The idea of undergoing brain surgery while conscious can sound like a nightmare to many. But in the case of Christian Nolen, an American guitarist affected by a frontal lobe tumor, this option made it possible to best preserve his faculties during the removal of the famous cancerous tumor. A surprising case spotted by The New York Post.
Wake up the patient during the ablation, but what idea?
The neurological team at the Sylvester Comprehensive Cancer Center at the University of Miami came up with this idea themselves: since the tumor was starting to cause problems with the patient’s left side, particularly the dexterity of his left hand, play the patient during the ablation would then allow them to evaluate the scope of their gesture and protect their manual dexterity while being as aggressive as possible.

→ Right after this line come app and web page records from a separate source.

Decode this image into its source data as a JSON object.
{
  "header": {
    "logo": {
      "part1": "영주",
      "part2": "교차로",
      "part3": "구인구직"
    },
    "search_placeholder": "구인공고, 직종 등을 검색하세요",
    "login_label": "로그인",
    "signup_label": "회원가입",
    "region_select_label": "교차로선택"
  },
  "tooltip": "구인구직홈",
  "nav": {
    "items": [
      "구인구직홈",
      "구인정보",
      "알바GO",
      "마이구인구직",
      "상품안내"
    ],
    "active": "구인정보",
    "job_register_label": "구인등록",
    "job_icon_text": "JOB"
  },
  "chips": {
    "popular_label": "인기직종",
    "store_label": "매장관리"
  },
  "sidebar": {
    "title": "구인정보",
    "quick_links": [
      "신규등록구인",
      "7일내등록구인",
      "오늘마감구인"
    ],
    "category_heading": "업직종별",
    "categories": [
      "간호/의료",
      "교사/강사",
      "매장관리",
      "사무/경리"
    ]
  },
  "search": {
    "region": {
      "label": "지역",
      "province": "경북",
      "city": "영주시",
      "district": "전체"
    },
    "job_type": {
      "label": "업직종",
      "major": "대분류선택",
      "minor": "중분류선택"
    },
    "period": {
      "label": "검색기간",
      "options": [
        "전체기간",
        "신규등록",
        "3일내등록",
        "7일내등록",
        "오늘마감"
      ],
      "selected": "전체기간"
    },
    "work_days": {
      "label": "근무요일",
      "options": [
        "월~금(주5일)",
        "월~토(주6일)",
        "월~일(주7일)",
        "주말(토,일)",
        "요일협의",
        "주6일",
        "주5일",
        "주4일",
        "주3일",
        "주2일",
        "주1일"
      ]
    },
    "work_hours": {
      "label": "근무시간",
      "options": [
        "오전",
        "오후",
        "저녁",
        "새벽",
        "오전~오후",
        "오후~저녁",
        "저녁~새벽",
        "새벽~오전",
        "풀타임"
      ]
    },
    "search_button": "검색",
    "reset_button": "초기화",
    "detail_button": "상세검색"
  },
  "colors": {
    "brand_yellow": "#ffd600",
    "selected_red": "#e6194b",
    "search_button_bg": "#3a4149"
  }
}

A less dangerous decision than you might think: “When a tumor involves or approaches a critical part of the brain – something that controls the ability to speak or understand language or move – we want to perform the operation while awake to continually monitor the patient , so the team knows if it impacts normal brain functions” explained Ricardo Komotar, director of the center’s brain tumor program.

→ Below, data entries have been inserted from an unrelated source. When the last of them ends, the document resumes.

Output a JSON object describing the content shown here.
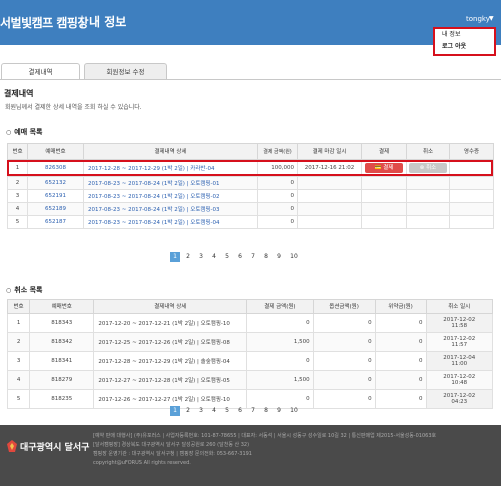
{
  "header": {
    "site_title": "서벌빛캠프 캠핑장",
    "separator": "|",
    "page_title": "내 정보",
    "username": "tongky",
    "caret": "▼"
  },
  "user_menu": {
    "items": [
      "내 정보",
      "로그 아웃"
    ]
  },
  "tabs": [
    "결제내역",
    "회원정보 수정"
  ],
  "section": {
    "title": "결제내역",
    "description": "회원님께서 결제한 상세 내역을 조회 하실 수 있습니다."
  },
  "reservations": {
    "heading": "예매 목록",
    "columns": [
      "번호",
      "예매번호",
      "결제내역 상세",
      "결제 금액(원)",
      "결제 마감 일시",
      "결제",
      "취소",
      "영수증"
    ],
    "pay_label": "결제",
    "cancel_label": "취소",
    "rows": [
      {
        "no": "1",
        "id": "826308",
        "detail": "2017-12-28 ~ 2017-12-29 (1박 2일) | 카라반-04",
        "amount": "100,000",
        "deadline": "2017-12-16 21:02",
        "actions": true
      },
      {
        "no": "2",
        "id": "652132",
        "detail": "2017-08-23 ~ 2017-08-24 (1박 2일) | 오토캠핑-01",
        "amount": "0",
        "deadline": "",
        "actions": false
      },
      {
        "no": "3",
        "id": "652191",
        "detail": "2017-08-23 ~ 2017-08-24 (1박 2일) | 오토캠핑-02",
        "amount": "0",
        "deadline": "",
        "actions": false
      },
      {
        "no": "4",
        "id": "652189",
        "detail": "2017-08-23 ~ 2017-08-24 (1박 2일) | 오토캠핑-03",
        "amount": "0",
        "deadline": "",
        "actions": false
      },
      {
        "no": "5",
        "id": "652187",
        "detail": "2017-08-23 ~ 2017-08-24 (1박 2일) | 오토캠핑-04",
        "amount": "0",
        "deadline": "",
        "actions": false
      }
    ]
  },
  "pagination_1": [
    "1",
    "2",
    "3",
    "4",
    "5",
    "6",
    "7",
    "8",
    "9",
    "10"
  ],
  "cancellations": {
    "heading": "취소 목록",
    "columns": [
      "번호",
      "예매번호",
      "결제내역 상세",
      "결제 금액(원)",
      "옵션금액(원)",
      "위약금(원)",
      "취소 일시"
    ],
    "rows": [
      {
        "no": "1",
        "id": "818343",
        "detail": "2017-12-20 ~ 2017-12-21 (1박 2일) | 오토캠핑-10",
        "amount": "0",
        "option": "0",
        "penalty": "0",
        "date": "2017-12-02",
        "time": "11:58"
      },
      {
        "no": "2",
        "id": "818342",
        "detail": "2017-12-25 ~ 2017-12-26 (1박 2일) | 오토캠핑-08",
        "amount": "1,500",
        "option": "0",
        "penalty": "0",
        "date": "2017-12-02",
        "time": "11:57"
      },
      {
        "no": "3",
        "id": "818341",
        "detail": "2017-12-28 ~ 2017-12-29 (1박 2일) | 솔숲캠핑-04",
        "amount": "0",
        "option": "0",
        "penalty": "0",
        "date": "2017-12-04",
        "time": "11:00"
      },
      {
        "no": "4",
        "id": "818279",
        "detail": "2017-12-27 ~ 2017-12-28 (1박 2일) | 오토캠핑-05",
        "amount": "1,500",
        "option": "0",
        "penalty": "0",
        "date": "2017-12-02",
        "time": "10:48"
      },
      {
        "no": "5",
        "id": "818235",
        "detail": "2017-12-26 ~ 2017-12-27 (1박 2일) | 오토캠핑-10",
        "amount": "0",
        "option": "0",
        "penalty": "0",
        "date": "2017-12-02",
        "time": "04:23"
      }
    ]
  },
  "pagination_2": [
    "1",
    "2",
    "3",
    "4",
    "5",
    "6",
    "7",
    "8",
    "9",
    "10"
  ],
  "footer": {
    "logo_text": "대구광역시 달서구",
    "lines": [
      "[예약 판매 대행사] (주)유포러스 | 사업자등록번호: 101-87-78655 | 대표자: 서동석 | 서울시 성동구 성수일로 10길 32 | 통신판매업 제2015-서울성동-01063호",
      "[달서캠핑장] 경상북도 대구광역시 달서구 달성공원로 260 (달천동 산 32)",
      "캠핑장 운영기관 : 대구광역시 달서구청 | 캠핑장 문의전화: 053-667-3191",
      "copyright@uFORUS All rights reserved."
    ]
  },
  "colors": {
    "header_bg": "#3e7fbf",
    "highlight": "#d6101c",
    "pay_button": "#e04b49",
    "cancel_button": "#c8c8c8",
    "footer_bg": "#4a4a4a",
    "link_blue": "#2a5fb0",
    "active_page": "#5aa0d8"
  }
}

When the patient is asleep, the surgical team, on the other hand, cannot obtain information. “Surgeries actually become much more dangerous because you can remove a tumor that involves normal brain function and cause real damage without knowing it,” did he declare.
He plays Deftones during the operation and saves his hand

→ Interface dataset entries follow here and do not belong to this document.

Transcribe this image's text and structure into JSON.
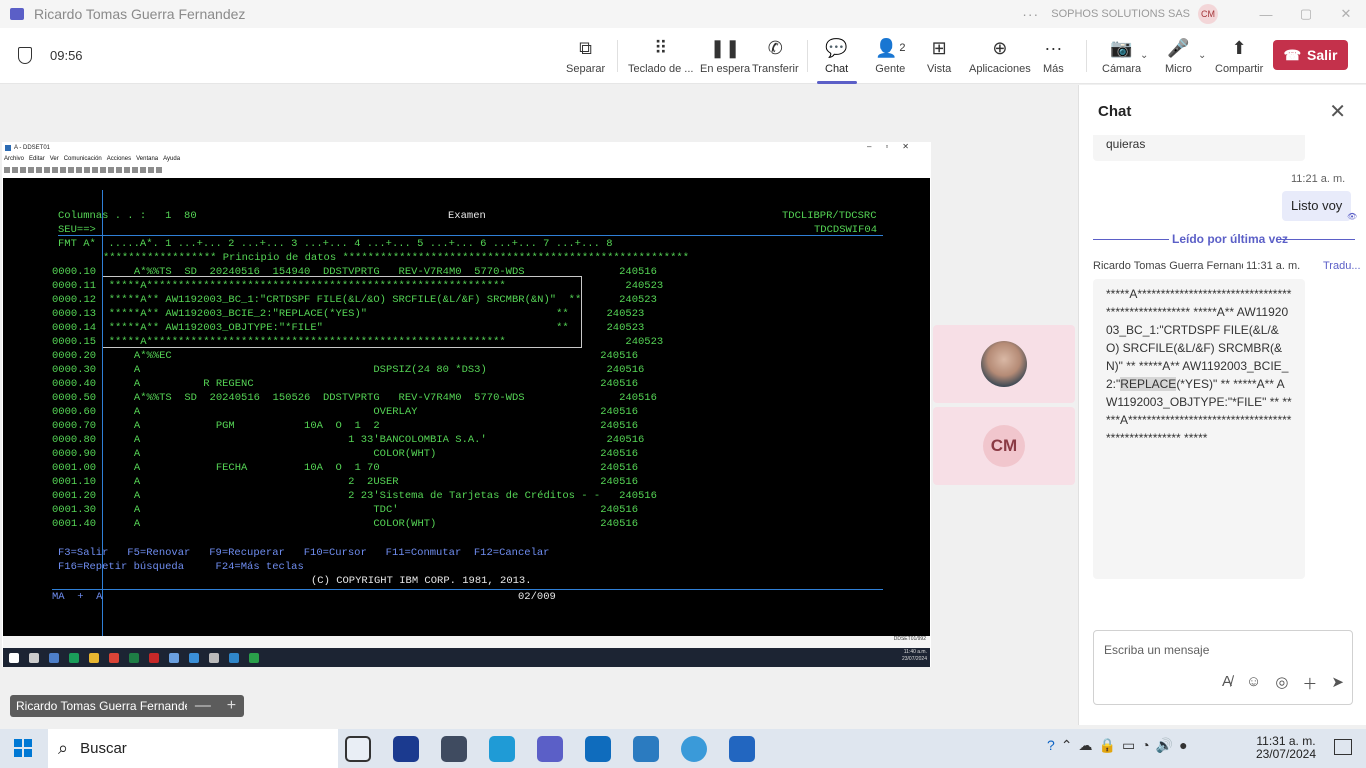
{
  "window": {
    "title": "Ricardo Tomas Guerra Fernandez",
    "org": "SOPHOS SOLUTIONS SAS",
    "org_avatar": "CM",
    "more": "···"
  },
  "meeting": {
    "timer": "09:56",
    "buttons": {
      "separar": "Separar",
      "teclado": "Teclado de ...",
      "espera": "En espera",
      "transferir": "Transferir",
      "chat": "Chat",
      "gente": "Gente",
      "gente_count": "2",
      "vista": "Vista",
      "aplicaciones": "Aplicaciones",
      "mas": "Más",
      "camara": "Cámara",
      "micro": "Micro",
      "compartir": "Compartir",
      "salir": "Salir"
    }
  },
  "emulator": {
    "title": "A - DDSET01",
    "menu": [
      "Archivo",
      "Editar",
      "Ver",
      "Comunicación",
      "Acciones",
      "Ventana",
      "Ayuda"
    ],
    "screen": {
      "header_left": "Columnas . . :   1  80",
      "header_center": "Examen",
      "header_right": "TDCLIBPR/TDCSRC",
      "seu": "SEU==>",
      "member": "TDCDSWIF04",
      "ruler": "FMT A*  .....A*. 1 ...+... 2 ...+... 3 ...+... 4 ...+... 5 ...+... 6 ...+... 7 ...+... 8",
      "data_start": "****************** Principio de datos *******************************************************",
      "lines": [
        "0000.10      A*%%TS  SD  20240516  154940  DDSTVPRTG   REV-V7R4M0  5770-WDS               240516",
        "0000.11  *****A*********************************************************                   240523",
        "0000.12  *****A** AW1192003_BC_1:\"CRTDSPF FILE(&L/&O) SRCFILE(&L/&F) SRCMBR(&N)\"  **      240523",
        "0000.13  *****A** AW1192003_BCIE_2:\"REPLACE(*YES)\"                              **      240523",
        "0000.14  *****A** AW1192003_OBJTYPE:\"*FILE\"                                     **      240523",
        "0000.15  *****A*********************************************************                   240523",
        "0000.20      A*%%EC                                                                    240516",
        "0000.30      A                                     DSPSIZ(24 80 *DS3)                   240516",
        "0000.40      A          R REGENC                                                       240516",
        "0000.50      A*%%TS  SD  20240516  150526  DDSTVPRTG   REV-V7R4M0  5770-WDS               240516",
        "0000.60      A                                     OVERLAY                             240516",
        "0000.70      A            PGM           10A  O  1  2                                   240516",
        "0000.80      A                                 1 33'BANCOLOMBIA S.A.'                   240516",
        "0000.90      A                                     COLOR(WHT)                          240516",
        "0001.00      A            FECHA         10A  O  1 70                                   240516",
        "0001.10      A                                 2  2USER                                240516",
        "0001.20      A                                 2 23'Sistema de Tarjetas de Créditos - -   240516",
        "0001.30      A                                     TDC'                                240516",
        "0001.40      A                                     COLOR(WHT)                          240516"
      ],
      "fkeys_1": "F3=Salir   F5=Renovar   F9=Recuperar   F10=Cursor   F11=Conmutar  F12=Cancelar",
      "fkeys_2": "F16=Repetir búsqueda     F24=Más teclas",
      "copyright": "(C) COPYRIGHT IBM CORP. 1981, 2013.",
      "status_left": "MA  +  A",
      "status_pos": "02/009"
    },
    "statusbar": "DDSET01/992",
    "clock_time": "11:40 a.m.",
    "clock_date": "23/07/2024"
  },
  "tiles": [
    {
      "name": "participant-photo"
    },
    {
      "initials": "CM"
    }
  ],
  "presenter_name": "Ricardo Tomas Guerra Fernandez",
  "zoom": {
    "minus": "—",
    "plus": "+"
  },
  "chat": {
    "title": "Chat",
    "prev_msg": "quieras",
    "my_time": "11:21 a. m.",
    "my_msg": "Listo voy",
    "divider": "Leído por última vez",
    "sender": "Ricardo Tomas Guerra Fernandez",
    "sender_time": "11:31 a. m.",
    "translate": "Tradu...",
    "msg_before": "*****A*************************************************** *****A** AW1192003_BC_1:\"CRTDSPF FILE(&L/&O) SRCFILE(&L/&F) SRCMBR(&N)\"  ** *****A** AW1192003_BCIE_2:\"",
    "msg_highlight": "REPLACE",
    "msg_after": "(*YES)\"                ** *****A** AW1192003_OBJTYPE:\"*FILE\"                    ** *****A*************************************************** *****",
    "compose_placeholder": "Escriba un mensaje"
  },
  "taskbar": {
    "search": "Buscar",
    "time": "11:31 a. m.",
    "date": "23/07/2024"
  }
}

Christian Nolen’s operation was planned 10 days after the discovery of the tumor. The anesthesiology team then sedated the patient as the open craniotomy began, but he was awakened during a delicate part of the two-hour procedure. Once he was informed what was happening, the care team gave Nolen a guitar and asked him to play. He then did his best to play some of the songs from the Deftones and of System of a Down, while surgeons constantly monitored hand function. This way, doctors assure him, they were able to remove the entire tumor without hurting his hand. “It’s crazy”the main person concerned was moved during the intervention.
Not so crazy procedures
Although a patient playing guitar during surgery is not an everyday occurrence, operating on the brains of awake patients is not so rare after all. We interviewed Professor Hugues Duffau of Montpellier University Hospital, who had been carrying out this type of operation since 1996. IN 2019, an operation of this type was even broadcast live on Facebook.
The Miami surgeon admits to performing several each week. “Most patients are intrigued by the process.” Patients can then frequently speak, sing, move their hand, without feeling pain.
This practice would also be much more advantageous than anesthesia over the entire length of the procedure, to detect the areas to be preserved, but also in terms of recovery. “The less anesthesia you use during your procedure, the better the patient wakes up. The quicker they wake up, the quicker they get up and walk around, and the quicker they go home.” ajoute le dr Komotar. And naturally, the longer you stay in the hospital, the more complications you have.”
However, it is not considered if there is a history of convulsions or if there is a risk of intolerance to the process. A confused or agitated patient can compromise the procedure. But without arousal, the ablation may also be less complete. Without continued feedback from the patient, the surgical team cannot be as aggressive in removing the tumor. “We only remove what we know to be definitively safe and we leave in anything that is questionable.”